__ABOUT THIS EXERCISE__
Write out each line of the entries below that holds the word "kind".

(Items from an interface collection)
══════

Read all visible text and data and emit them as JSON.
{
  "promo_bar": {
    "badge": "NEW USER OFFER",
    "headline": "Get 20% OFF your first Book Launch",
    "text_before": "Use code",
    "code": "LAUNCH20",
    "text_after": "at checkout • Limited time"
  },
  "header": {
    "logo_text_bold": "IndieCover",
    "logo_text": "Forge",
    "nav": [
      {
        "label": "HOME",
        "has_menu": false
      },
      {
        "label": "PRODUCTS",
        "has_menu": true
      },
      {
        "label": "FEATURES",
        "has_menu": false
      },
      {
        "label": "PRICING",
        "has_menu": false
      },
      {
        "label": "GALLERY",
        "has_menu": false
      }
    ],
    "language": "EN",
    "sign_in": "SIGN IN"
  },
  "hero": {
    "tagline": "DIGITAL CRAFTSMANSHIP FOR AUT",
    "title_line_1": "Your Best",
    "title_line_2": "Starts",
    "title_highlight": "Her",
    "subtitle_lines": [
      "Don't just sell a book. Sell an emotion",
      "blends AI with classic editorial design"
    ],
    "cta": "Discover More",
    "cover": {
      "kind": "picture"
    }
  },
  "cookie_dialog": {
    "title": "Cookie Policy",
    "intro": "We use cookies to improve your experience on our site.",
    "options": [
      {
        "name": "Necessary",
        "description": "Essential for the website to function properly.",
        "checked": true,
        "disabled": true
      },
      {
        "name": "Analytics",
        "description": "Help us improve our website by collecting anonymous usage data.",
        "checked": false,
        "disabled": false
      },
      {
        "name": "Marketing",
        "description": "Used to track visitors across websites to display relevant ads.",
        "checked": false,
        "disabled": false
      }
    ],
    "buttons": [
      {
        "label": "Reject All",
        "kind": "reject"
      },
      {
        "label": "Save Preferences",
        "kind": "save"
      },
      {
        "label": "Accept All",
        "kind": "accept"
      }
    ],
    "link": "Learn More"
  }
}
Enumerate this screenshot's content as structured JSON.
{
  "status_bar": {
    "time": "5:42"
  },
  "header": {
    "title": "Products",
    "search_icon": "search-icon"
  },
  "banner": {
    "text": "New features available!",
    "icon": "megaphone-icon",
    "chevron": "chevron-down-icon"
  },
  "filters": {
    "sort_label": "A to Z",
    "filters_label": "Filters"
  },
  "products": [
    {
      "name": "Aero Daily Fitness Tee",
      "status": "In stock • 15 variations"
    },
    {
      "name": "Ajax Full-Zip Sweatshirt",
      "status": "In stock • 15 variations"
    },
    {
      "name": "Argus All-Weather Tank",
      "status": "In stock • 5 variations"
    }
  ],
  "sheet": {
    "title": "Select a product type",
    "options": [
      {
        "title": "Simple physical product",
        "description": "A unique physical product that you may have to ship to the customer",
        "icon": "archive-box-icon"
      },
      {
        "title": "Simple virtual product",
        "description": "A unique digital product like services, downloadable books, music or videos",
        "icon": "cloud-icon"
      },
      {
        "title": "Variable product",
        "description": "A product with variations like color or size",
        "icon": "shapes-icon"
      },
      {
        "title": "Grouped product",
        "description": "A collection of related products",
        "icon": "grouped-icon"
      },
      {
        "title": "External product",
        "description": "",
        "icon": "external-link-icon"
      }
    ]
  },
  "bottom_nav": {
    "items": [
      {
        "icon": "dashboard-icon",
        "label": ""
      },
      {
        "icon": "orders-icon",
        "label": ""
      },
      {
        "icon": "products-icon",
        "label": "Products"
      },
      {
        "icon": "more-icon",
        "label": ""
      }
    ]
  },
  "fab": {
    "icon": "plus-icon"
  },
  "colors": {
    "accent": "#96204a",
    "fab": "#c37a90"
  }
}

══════

__RESPONSE TO THE EXERCISE__
      "kind": "picture"
        "kind": "reject"
        "kind": "save"
        "kind": "accept"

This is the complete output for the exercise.